True Food Kitchen’s veggie plate is a metaphor for the restaurant’s healthy food philosophy.
If there’s a dish that strikes fear in the hearts of many food lovers, it’s the vegetable platter—as in, rubbery celery sticks, dried-out baby carrots, and bottled ranch dressing. That’s not the case at True Food Kitchen, a mini chain of six restaurants in Colorado (the Cherry Creek location opened in October), California, and Arizona. Here, one of the most popular appetizers is the crudités: a bowl spilling over with crisp radishes, broccolini, string beans, sweet peppers, tricolored carrots, and cucumbers served with tangy tzatziki and an earthy black-olive dip. The colorful showstopper incites dish envy as it makes its way through the dining room to your table.

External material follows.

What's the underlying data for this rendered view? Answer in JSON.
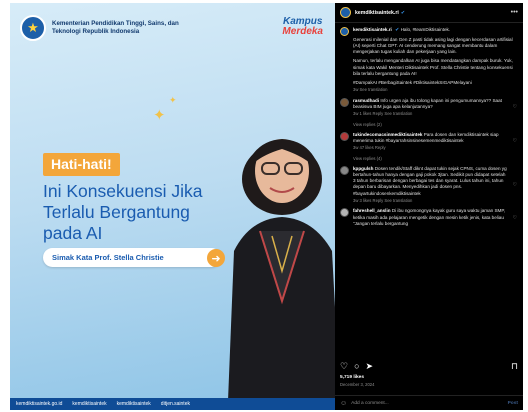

With this menu item—and many others—True Food Kitchen is capitalizing on a trend dubbed “stealthy healthy.” There are several ways to implement this idea, but the basic philosophy breaks down like this: Although people say they want to eat nutritiously, most diners associate “health food” with a lack of taste, which means chefs must get clever. That might mean substituting raisin paste for sugar or using words like “natural” instead of “healthy” on a menu. Of course, the easiest way to get people to eat well is quite simple: “We make our food tasty first,” says True Food manager Tyler Rebbe. “It just also happens to be healthy.” 2800 E. Second Ave., Suite 101, 720-509-7661, foxrc.com